Interim supply refers to the funds required by the government to conduct its activities from April 1, the beginning of the fiscal year, to the final supply day in the period ending June 23, when the House votes on the main estimates for the year.
The government must give 48 hours’ notice of an interim supply motion, setting out in detail the sums of money it will require, expressed in twelfths of the amounts to be voted in the main estimates. Most are three-twelfths of the total amount, corresponding to the three-month hiatus between the beginning of the new fiscal year and the final passage of the main estimates, but the government may request more.

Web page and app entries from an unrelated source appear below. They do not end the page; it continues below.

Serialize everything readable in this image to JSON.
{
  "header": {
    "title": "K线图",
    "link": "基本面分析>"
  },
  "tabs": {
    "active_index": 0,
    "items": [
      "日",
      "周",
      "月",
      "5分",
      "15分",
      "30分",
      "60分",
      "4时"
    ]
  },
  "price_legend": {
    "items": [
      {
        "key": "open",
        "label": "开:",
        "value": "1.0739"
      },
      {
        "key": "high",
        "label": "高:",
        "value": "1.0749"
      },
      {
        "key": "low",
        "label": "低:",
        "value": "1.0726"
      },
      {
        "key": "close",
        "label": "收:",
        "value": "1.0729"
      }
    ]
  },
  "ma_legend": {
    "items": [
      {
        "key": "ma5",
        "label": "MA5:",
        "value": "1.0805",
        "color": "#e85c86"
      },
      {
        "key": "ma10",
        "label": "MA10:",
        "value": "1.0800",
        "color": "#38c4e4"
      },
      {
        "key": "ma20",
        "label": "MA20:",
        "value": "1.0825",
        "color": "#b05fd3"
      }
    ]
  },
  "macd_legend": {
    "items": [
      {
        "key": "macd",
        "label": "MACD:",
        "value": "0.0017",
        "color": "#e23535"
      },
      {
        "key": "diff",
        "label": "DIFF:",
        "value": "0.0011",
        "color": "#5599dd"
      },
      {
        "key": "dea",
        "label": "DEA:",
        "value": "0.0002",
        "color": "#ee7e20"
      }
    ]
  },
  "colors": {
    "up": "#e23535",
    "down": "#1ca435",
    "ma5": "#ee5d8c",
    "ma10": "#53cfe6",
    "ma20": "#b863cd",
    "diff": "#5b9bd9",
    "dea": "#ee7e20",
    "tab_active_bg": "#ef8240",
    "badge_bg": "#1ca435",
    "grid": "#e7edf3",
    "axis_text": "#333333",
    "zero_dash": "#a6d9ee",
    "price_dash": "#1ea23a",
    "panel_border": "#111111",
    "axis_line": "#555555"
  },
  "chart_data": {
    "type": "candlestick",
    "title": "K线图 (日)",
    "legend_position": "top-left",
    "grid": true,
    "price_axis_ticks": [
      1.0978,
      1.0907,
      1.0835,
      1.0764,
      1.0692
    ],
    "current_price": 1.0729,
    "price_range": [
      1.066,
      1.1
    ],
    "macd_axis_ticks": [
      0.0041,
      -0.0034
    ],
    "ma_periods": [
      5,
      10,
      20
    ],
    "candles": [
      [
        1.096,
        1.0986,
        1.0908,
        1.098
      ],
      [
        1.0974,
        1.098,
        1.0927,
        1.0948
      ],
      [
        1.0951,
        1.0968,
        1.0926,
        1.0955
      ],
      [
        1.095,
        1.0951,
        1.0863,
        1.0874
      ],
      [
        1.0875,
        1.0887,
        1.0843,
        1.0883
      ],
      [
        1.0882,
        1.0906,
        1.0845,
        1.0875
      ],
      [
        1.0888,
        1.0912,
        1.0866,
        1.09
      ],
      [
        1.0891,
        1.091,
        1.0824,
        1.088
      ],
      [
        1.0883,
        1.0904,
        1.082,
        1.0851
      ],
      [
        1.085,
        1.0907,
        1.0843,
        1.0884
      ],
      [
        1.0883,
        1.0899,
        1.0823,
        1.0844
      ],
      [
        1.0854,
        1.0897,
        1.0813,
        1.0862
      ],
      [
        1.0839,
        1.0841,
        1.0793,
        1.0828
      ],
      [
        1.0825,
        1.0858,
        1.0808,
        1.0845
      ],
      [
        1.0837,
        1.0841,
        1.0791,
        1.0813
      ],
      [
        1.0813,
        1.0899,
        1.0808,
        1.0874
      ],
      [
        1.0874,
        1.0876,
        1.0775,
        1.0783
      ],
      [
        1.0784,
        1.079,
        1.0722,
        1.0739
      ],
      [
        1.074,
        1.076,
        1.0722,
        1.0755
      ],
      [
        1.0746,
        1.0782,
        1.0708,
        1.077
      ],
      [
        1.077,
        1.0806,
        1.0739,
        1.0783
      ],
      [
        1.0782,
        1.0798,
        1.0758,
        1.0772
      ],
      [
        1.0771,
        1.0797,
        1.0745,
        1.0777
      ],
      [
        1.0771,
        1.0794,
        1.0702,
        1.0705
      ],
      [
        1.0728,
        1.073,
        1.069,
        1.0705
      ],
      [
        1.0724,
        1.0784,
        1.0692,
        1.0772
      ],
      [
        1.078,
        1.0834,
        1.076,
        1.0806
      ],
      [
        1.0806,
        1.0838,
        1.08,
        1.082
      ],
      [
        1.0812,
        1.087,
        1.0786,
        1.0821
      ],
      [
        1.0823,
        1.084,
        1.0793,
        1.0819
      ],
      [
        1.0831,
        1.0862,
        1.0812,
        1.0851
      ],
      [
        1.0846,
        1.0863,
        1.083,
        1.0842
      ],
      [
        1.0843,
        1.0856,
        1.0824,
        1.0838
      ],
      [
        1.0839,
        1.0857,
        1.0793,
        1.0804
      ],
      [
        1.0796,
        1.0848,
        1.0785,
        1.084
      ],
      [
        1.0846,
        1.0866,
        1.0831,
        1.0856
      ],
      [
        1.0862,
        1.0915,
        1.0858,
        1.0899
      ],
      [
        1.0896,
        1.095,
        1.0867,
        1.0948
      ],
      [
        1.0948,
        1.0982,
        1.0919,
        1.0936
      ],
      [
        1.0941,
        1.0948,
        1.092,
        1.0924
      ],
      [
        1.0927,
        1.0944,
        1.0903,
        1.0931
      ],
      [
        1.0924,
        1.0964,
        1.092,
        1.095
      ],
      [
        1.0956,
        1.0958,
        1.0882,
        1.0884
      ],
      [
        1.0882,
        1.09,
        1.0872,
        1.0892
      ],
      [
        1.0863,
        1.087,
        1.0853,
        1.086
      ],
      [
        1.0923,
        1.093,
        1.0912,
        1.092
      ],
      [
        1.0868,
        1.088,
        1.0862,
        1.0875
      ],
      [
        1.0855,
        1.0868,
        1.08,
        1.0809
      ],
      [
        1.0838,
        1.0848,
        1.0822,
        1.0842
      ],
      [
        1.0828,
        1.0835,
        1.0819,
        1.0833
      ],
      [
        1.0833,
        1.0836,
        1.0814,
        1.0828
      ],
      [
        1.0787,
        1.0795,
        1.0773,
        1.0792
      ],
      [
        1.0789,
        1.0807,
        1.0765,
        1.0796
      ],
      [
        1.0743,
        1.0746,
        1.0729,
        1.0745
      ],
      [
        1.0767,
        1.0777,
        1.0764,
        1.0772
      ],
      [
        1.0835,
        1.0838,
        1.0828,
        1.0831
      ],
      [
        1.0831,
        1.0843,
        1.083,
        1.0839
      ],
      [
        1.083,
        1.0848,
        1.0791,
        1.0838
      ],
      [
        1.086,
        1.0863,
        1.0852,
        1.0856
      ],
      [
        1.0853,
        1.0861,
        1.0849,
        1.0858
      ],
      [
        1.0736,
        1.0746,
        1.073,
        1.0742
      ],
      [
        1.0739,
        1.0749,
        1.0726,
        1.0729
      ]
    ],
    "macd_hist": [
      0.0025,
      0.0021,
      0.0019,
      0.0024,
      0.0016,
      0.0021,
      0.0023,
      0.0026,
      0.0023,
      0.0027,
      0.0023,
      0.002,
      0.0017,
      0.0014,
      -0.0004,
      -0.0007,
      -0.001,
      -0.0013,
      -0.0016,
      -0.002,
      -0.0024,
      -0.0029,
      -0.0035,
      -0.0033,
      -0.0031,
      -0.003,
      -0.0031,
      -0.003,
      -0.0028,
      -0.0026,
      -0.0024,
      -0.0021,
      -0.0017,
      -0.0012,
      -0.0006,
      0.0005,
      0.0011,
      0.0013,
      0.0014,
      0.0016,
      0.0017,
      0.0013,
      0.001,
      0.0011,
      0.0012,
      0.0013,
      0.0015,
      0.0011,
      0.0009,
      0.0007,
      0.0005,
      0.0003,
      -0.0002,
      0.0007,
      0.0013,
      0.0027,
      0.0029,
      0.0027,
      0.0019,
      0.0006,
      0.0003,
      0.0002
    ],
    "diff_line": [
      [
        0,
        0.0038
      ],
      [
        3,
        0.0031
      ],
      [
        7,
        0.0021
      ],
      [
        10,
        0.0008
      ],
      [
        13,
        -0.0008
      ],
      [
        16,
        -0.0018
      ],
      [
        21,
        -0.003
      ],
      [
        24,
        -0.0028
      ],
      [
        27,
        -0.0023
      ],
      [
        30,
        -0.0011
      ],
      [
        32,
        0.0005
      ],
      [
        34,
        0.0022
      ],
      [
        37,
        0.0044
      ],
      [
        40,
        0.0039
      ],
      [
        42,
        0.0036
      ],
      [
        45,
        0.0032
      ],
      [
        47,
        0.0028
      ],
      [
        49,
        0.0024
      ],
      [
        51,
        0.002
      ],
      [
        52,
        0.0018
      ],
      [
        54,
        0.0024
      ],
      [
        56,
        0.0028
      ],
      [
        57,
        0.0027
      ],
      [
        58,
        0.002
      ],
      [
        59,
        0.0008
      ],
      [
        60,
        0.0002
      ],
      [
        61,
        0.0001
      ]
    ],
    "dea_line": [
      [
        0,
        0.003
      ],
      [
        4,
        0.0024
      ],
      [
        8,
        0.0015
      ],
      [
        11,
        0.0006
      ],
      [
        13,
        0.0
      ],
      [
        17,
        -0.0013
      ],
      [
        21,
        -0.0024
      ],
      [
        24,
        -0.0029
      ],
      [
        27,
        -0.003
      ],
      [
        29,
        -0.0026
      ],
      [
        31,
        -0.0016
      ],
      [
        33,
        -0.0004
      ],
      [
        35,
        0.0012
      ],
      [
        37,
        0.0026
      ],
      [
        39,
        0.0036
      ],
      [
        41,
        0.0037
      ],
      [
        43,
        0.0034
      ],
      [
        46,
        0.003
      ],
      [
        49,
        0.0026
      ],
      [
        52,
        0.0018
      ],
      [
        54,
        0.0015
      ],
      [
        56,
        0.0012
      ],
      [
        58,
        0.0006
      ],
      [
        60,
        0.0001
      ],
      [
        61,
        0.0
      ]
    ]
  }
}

The motion for interim supply is considered on the last allotted day of the period ending March 26. Adoption of the motion is followed by the consideration and passage at all stages of an appropriation bill based on interim supply and authorizing the prescribed withdrawals from the Consolidated Revenue Fund.
The granting of interim supply does not necessarily constitute immediate House approval for the programs to which it applies in the main estimates. However, neither the House nor its committees can reduce a vote to an amount less than the amount already granted in interim supply.
A provisional change, in place for the remainder of the Forty-Second Parliament, was adopted by the House in June 2017 to replace the interim supply process with interim estimates. Interim estimates are treated in the same manner as other estimates, including being tabled and deemed referred to committee. The interim estimates are also considered during the supply period ending March 26.